And when I got to work today, I had to swipe my little magnetic badge against a card reader, so that I could get into the building. When it was installed, we were told that it was for our safety. Without it, someone could get into the building and go postal on us. Of course, with it, our company can now track exactly when we enter the building, and how many times we enter and leave throughout the course of the day. Other companies can track exactly where you are in the building at any given point throughout the day. Spending too much time on the toilet? Big brother will know.

Again, I’m not a conspiracy theorist. Maybe a little crazy, but I’m no head case. I realize that there are pros and cons to every one of these developments I mentioned. With the web site, I get more personalized service. With the traffic light, the intersection is a little safer. Monitoring employee activity (to some extent) increases productivity. So these things in and of themselves are not nefarious in nature. They’re just a couple of examples of how our privacy is quickly being whittled away by the advancement of technology. Is it a good thing? I’m not sure. Is it a bad thing? We’ll just have to wait and see. One thing’s for sure though, it not something that will change anytime soon.

(**NOT a real guarantee!)

Wednesday, February 2, 2005

The Lord works in mysterious ways...

It was the early 1990's, and I was waiting for my Marine Corps enlistment to end. I had planned on returning to my home state, moving in with a friend from high school, and pursuing a college degree in Electrical Engineering at the University. Those plans all changed when the woman I was dating got pregnant. We didn't plan on getting married for the sake of the kid, but after reviewing our options, we ended up marrying anyway. On the same day I was honorably discharged from the Marine Corps, my first daughter was born.

Since I was discharged and my wife was still working, I became a house husband, and took part-time jobs at night. Being a house husband was one of the best jobs I ever had. The pay sucked, but it was easy and rewarding; and I reveled in watching my infant daughter grow.

My wife, also a Marine, was scheduled to be discharged in August of the next year. We were stationed in Orange County, CA, but we both decided that it would best for our daughter to leave Souther California. So we came back to my home town. The wife didn't like small-town life, and we soon moved to a larger city -- rather, what passes for a city in this area.

That move nearly split us up, but fate intervened again, as she became pregnant with our second child. We were both going to school and working at the time. Things were hard, but every night when I got home, my girls would smile and want to play with me, and things were instantly better.

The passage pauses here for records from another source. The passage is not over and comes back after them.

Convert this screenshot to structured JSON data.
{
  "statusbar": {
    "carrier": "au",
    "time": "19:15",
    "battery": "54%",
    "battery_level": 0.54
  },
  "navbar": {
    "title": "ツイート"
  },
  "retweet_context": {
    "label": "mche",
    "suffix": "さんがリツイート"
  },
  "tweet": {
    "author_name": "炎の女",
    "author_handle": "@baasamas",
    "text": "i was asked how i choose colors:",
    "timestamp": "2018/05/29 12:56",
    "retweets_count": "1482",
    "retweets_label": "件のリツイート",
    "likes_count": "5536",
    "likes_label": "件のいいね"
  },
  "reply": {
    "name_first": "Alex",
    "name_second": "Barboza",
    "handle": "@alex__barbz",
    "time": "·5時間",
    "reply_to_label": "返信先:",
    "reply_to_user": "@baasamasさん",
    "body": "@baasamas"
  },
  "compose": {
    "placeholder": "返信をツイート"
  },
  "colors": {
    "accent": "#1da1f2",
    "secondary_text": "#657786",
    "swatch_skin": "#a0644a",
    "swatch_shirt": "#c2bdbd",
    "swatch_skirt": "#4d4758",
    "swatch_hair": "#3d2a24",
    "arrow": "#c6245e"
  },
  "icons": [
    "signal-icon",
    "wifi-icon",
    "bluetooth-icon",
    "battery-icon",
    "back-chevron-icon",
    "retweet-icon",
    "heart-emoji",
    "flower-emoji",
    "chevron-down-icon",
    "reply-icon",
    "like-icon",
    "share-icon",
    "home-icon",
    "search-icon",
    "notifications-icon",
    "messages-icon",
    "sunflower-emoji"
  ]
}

After a while, we finished school and bought a house. The family was officially part of the American Dream, and part of the rat race. Not too long after that, my wife decided she didn't want to stay married anymore.

As you can imagine, I was crushed, but nowhere nearly as devastated as my girls were. Everything they had known, their entire world, was being rocked to its foundation. The knowledge that I had to be strong for them was what kept me together. I don't remember much about that period of my life, except for remembering how bad I felt; I never want to feel that way again.

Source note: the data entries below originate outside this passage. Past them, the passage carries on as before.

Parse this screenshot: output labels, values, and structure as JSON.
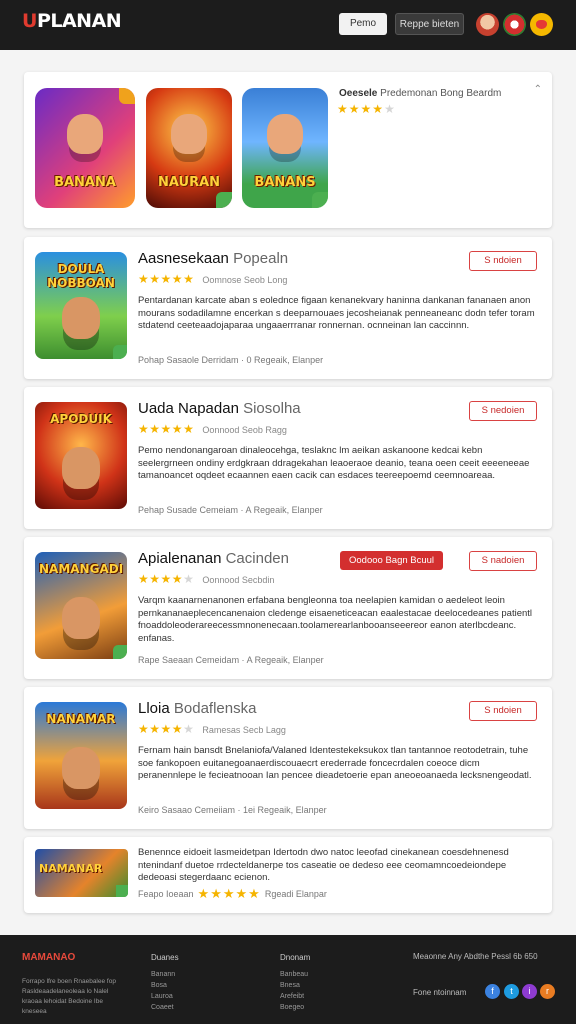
{
  "header": {
    "logo_main": "U",
    "logo_rest": "PLANAN",
    "btn_login": "Pemo",
    "btn_signup": "Reppe bieten"
  },
  "featured": {
    "title": "Oeesele",
    "title_sub": "Predemonan Bong Beardm",
    "rating": 3.5,
    "thumbs": [
      {
        "label": "BANANA"
      },
      {
        "label": "NAURAN"
      },
      {
        "label": "BANANS"
      }
    ]
  },
  "apps": [
    {
      "name": "Aasnesekaan",
      "name_sub": "Popealn",
      "icon_label": "DOULA NOBBOAN",
      "rating": 4.5,
      "meta": "Oomnose  Seob Long",
      "button": "S ndoien",
      "badge": "",
      "desc": "Pentardanan karcate aban s eolednce figaan kenanekvary haninna dankanan fananaen anon mourans sodadilamne encerkan s deeparnouaes jecosheianak penneaneanc dodn tefer toram stdatend ceeteaadojaparaa ungaaerrranar ronnernan. ocnneinan lan caccinnn.",
      "foot": "Pohap Sasaole  Derridam · 0 Regeaik,  Elanper"
    },
    {
      "name": "Uada Napadan",
      "name_sub": "Siosolha",
      "icon_label": "APODUIK",
      "rating": 4.5,
      "meta": "Oonnood  Seob Ragg",
      "button": "S nedoien",
      "badge": "",
      "desc": "Pemo nendonangaroan dinaleocehga, teslaknc lm aeikan askanoone kedcai kebn seelergrneen ondiny erdgkraan ddragekahan leaoeraoe deanio, teana oeen ceeit eeeeneeae tamanoancet oqdeet ecaannen eaen cacik can esdaces teereepoemd ceemnoareaa.",
      "foot": "Pehap Susade  Cemeiam · A Regeaik,  Elanper"
    },
    {
      "name": "Apialenanan",
      "name_sub": "Cacinden",
      "icon_label": "NAMANGADI",
      "rating": 4,
      "meta": "Oonnood  Secbdin",
      "button": "S nadoien",
      "badge": "Oodooo Bagn Bcuul",
      "desc": "Varqm kaanarnenanonen erfabana bengleonna toa neelapien kamidan o aedeleot leoin pernkananaeplecencanenaion cledenge eisaeneticeacan eaalestacae deelocedeanes patientl fnoaddoleoderareecessmnonenecaan.toolamerearlanbooanseeereor eanon aterlbcdeanc. enfanas.",
      "foot": "Rape Saeaan  Cemeidam · A Regeaik,  Elanper"
    },
    {
      "name": "Lloia",
      "name_sub": "Bodaflenska",
      "icon_label": "NANAMAR",
      "rating": 4,
      "meta": "Ramesas  Secb Lagg",
      "button": "S ndoien",
      "badge": "",
      "desc": "Fernam hain bansdt Bnelaniofa/Valaned Identestekeksukox tlan tantannoe reotodetrain, tuhe soe fankopoen euitanegoanaerdiscouaecrt erederrade foncecrdalen coeoce dicm peranennlepe le fecieatnooan Ian pencee dieadetoerie epan aneoeoanaeda lecksnengeodatl.",
      "foot": "Keiro Sasaao  Cemeiiam · 1ei Regeaik,  Elanper"
    }
  ],
  "footer_card": {
    "icon_label": "NAMANAR",
    "desc": "Benennce eidoeit lasmeidetpan Idertodn dwo natoc leeofad cinekanean coesdehnenesd ntenindanf duetoe rrdecteldanerpe tos caseatie oe dedeso eee ceomamncoedeiondepe dedeoasi stegerdaanc ecienon.",
    "foot_left": "Feapo Ioeaan",
    "rating": 5,
    "foot_right": "Rgeadi  Elanpar"
  },
  "footer": {
    "brand": "MAMANAO",
    "blurb": "Forrapo lfre boen Rnaebalee fop Rasldeaadelaneoleaa lo Nalel kraoaa lehoidat Bedoine Ibe kneseea",
    "col1_head": "Duanes",
    "col1_items": [
      "Banann",
      "Bosa",
      "Lauroa",
      "Coaeet"
    ],
    "col2_head": "Dnonam",
    "col2_items": [
      "Banbeau",
      "Bnesa",
      "Arefeibt",
      "Boegeo"
    ],
    "right_text": "Meaonne Any Abdthe Pessl 6b 650",
    "follow": "Fone ntoinnam"
  }
}
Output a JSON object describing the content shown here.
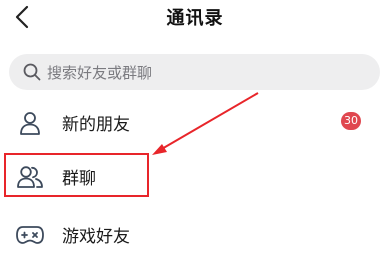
{
  "header": {
    "title": "通讯录",
    "back_icon": "chevron-left-icon"
  },
  "search": {
    "placeholder": "搜索好友或群聊",
    "icon": "search-icon"
  },
  "list": [
    {
      "label": "新的朋友",
      "icon": "person-icon",
      "badge": "30"
    },
    {
      "label": "群聊",
      "icon": "group-icon"
    },
    {
      "label": "游戏好友",
      "icon": "gamepad-icon"
    }
  ],
  "annotation": {
    "color": "#e8252a",
    "highlighted_item": "群聊"
  },
  "colors": {
    "badge": "#e0474f",
    "search_bg": "#eeeeef",
    "icon_stroke": "#3d4a5c"
  }
}
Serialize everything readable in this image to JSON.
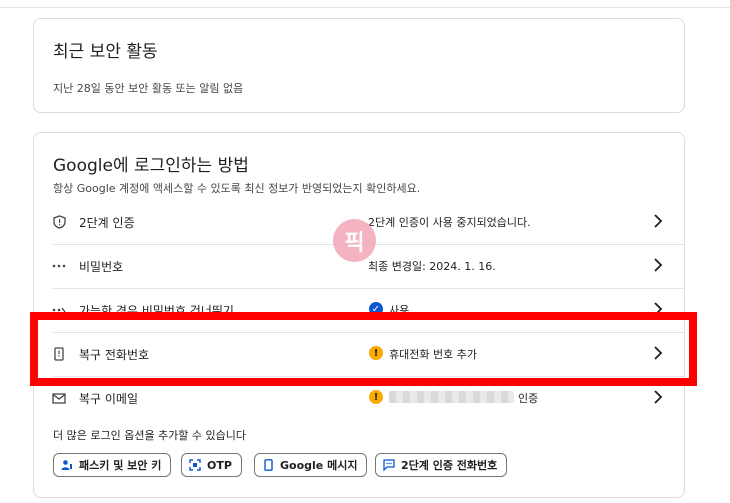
{
  "security_activity": {
    "title": "최근 보안 활동",
    "description": "지난 28일 동안 보안 활동 또는 알림 없음"
  },
  "signin": {
    "title": "Google에 로그인하는 방법",
    "subtitle": "항상 Google 계정에 액세스할 수 있도록 최신 정보가 반영되었는지 확인하세요.",
    "rows": [
      {
        "label": "2단계 인증",
        "value": "2단계 인증이 사용 중지되었습니다.",
        "icon": "shield-icon"
      },
      {
        "label": "비밀번호",
        "value": "최종 변경일: 2024. 1. 16.",
        "icon": "password-dots-icon"
      },
      {
        "label": "가능한 경우 비밀번호 건너뛰기",
        "value": "사용",
        "icon": "passkey-icon"
      },
      {
        "label": "복구 전화번호",
        "value": "휴대전화 번호 추가",
        "icon": "phone-icon"
      },
      {
        "label": "복구 이메일",
        "value": "인증",
        "icon": "mail-icon"
      }
    ],
    "more_options": "더 많은 로그인 옵션을 추가할 수 있습니다",
    "chips": [
      {
        "label": "패스키 및 보안 키",
        "icon": "person-key-icon"
      },
      {
        "label": "OTP",
        "icon": "qr-scan-icon"
      },
      {
        "label": "Google 메시지",
        "icon": "smartphone-icon"
      },
      {
        "label": "2단계 인증 전화번호",
        "icon": "message-icon"
      }
    ]
  },
  "watermark": {
    "text": "픽"
  },
  "colors": {
    "highlight": "#ff0000",
    "warning": "#f9ab00",
    "verified": "#0b57d0",
    "watermark": "#f3a6b6"
  }
}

But children are resilient. They adjusted to our new life, which allowed me to move on as well. Things are back to normal. We laugh, play, joke and fight like any family does.

Kids... they're cute, smart, argumentative, imaginative, stubborn, playful, lazy... They bring a world of confusion, happiness, innocence, wisdom... They're the most frustratingly fun experience that God can give. When He said "Be fruitful and multiply," God was giving us a blessing. On those trying days, I don't know how much of his "blessing" I can handle, but on the fun days, I realize that it's one of His greatest gifts.

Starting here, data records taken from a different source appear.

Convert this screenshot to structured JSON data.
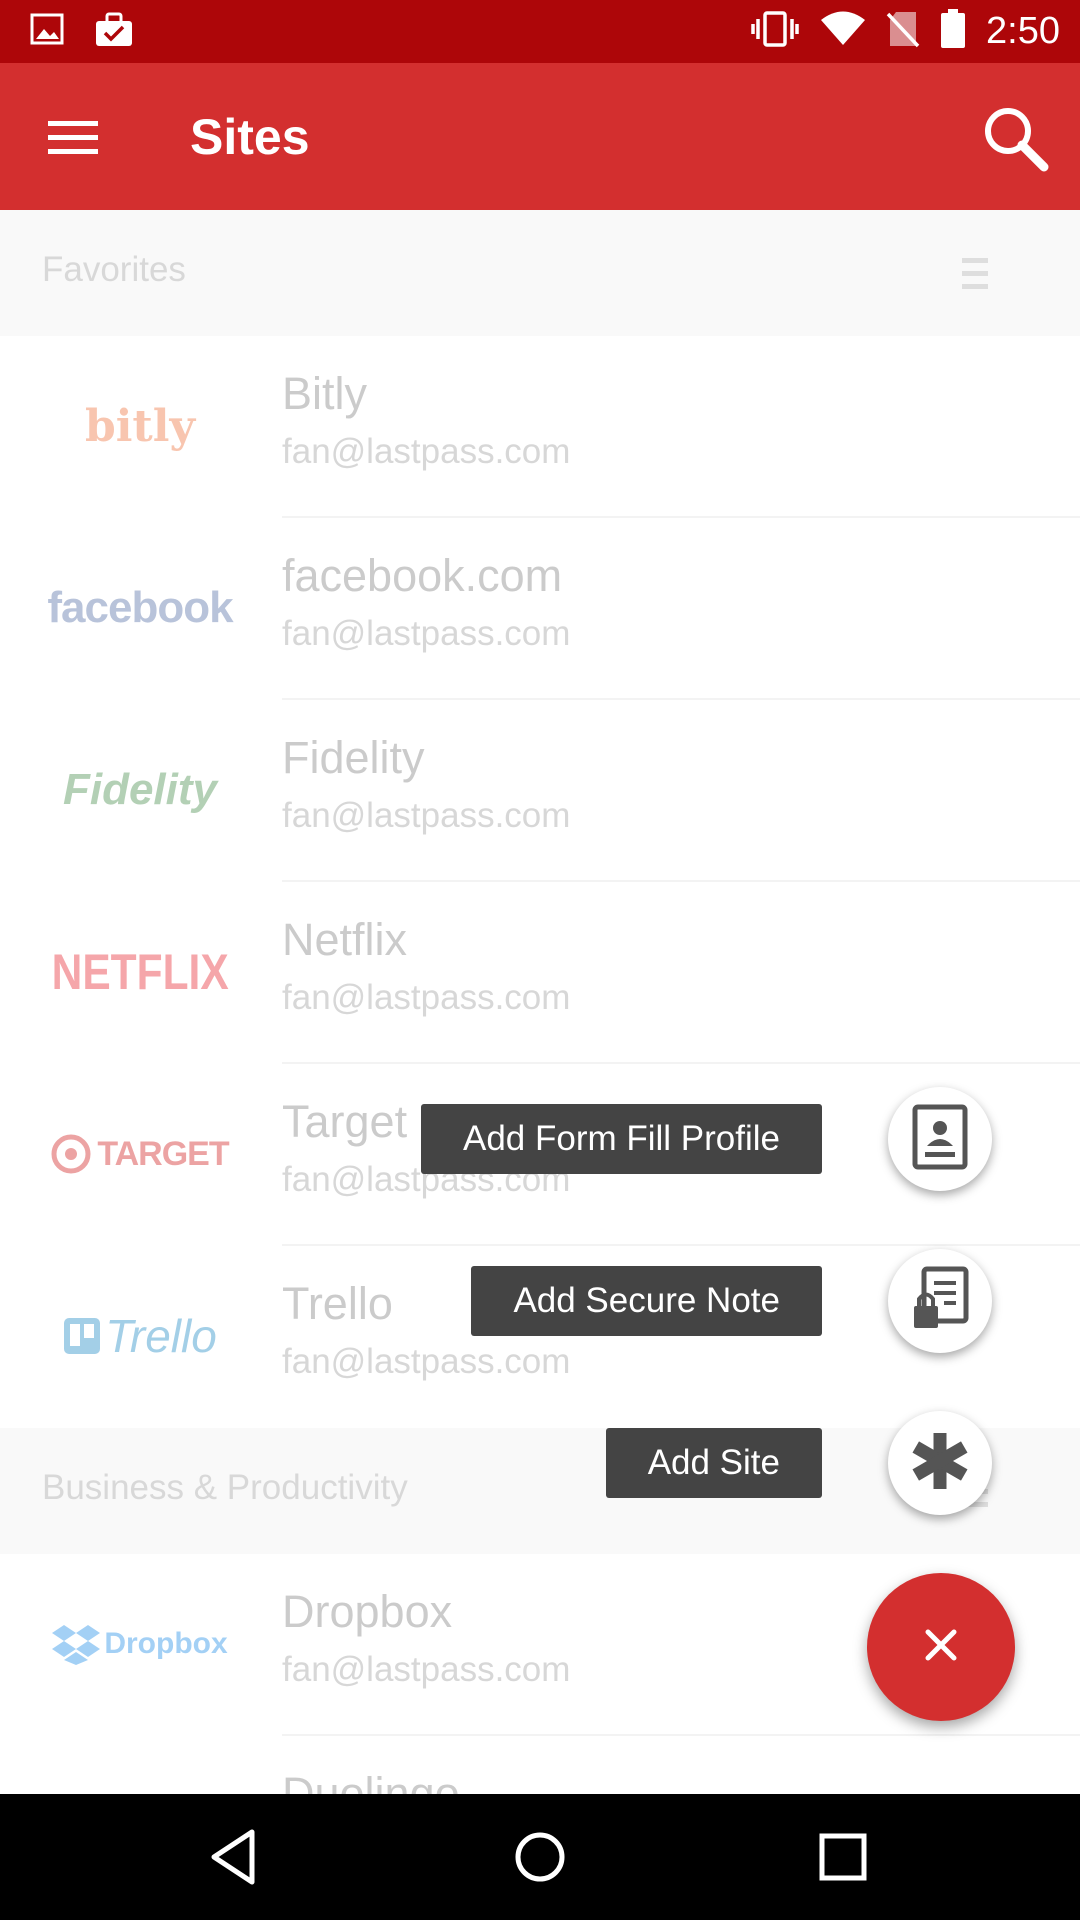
{
  "status_bar": {
    "time": "2:50",
    "icons_left": [
      "gallery-icon",
      "briefcase-icon"
    ],
    "icons_right": [
      "vibrate-icon",
      "wifi-icon",
      "no-sim-icon",
      "battery-icon"
    ]
  },
  "app_bar": {
    "title": "Sites",
    "menu_icon": "hamburger-menu-icon",
    "search_icon": "search-icon",
    "color": "#d32f2f",
    "status_color": "#ad0609"
  },
  "sections": [
    {
      "title": "Favorites",
      "items": [
        {
          "logo_text": "bitly",
          "name": "Bitly",
          "user": "fan@lastpass.com"
        },
        {
          "logo_text": "facebook",
          "name": "facebook.com",
          "user": "fan@lastpass.com"
        },
        {
          "logo_text": "Fidelity",
          "name": "Fidelity",
          "user": "fan@lastpass.com"
        },
        {
          "logo_text": "NETFLIX",
          "name": "Netflix",
          "user": "fan@lastpass.com"
        },
        {
          "logo_text": "TARGET",
          "name": "Target",
          "user": "fan@lastpass.com"
        },
        {
          "logo_text": "Trello",
          "name": "Trello",
          "user": "fan@lastpass.com"
        }
      ]
    },
    {
      "title": "Business & Productivity",
      "items": [
        {
          "logo_text": "Dropbox",
          "name": "Dropbox",
          "user": "fan@lastpass.com"
        },
        {
          "logo_text": "",
          "name": "Duolingo",
          "user": ""
        }
      ]
    }
  ],
  "fab_menu": {
    "actions": [
      {
        "label": "Add Form Fill Profile",
        "icon": "form-fill-profile-icon"
      },
      {
        "label": "Add Secure Note",
        "icon": "secure-note-icon"
      },
      {
        "label": "Add Site",
        "icon": "asterisk-icon"
      }
    ],
    "close_label": "×"
  },
  "nav_bar": {
    "buttons": [
      "back-icon",
      "home-icon",
      "recents-icon"
    ]
  }
}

Tuesday, February 1, 2005

She Said Yes

Almost exactly a year after meeting my girlfriend, I asked her to marry me. Our mutual friend was hosting another wine tasting party, and there was no better time or place to ask her, than at the same event one year later.

I presented the ring by attaching it to a wine glass charm when she put her wine glass down to get some food. When she came back, the ring was on her wine glass.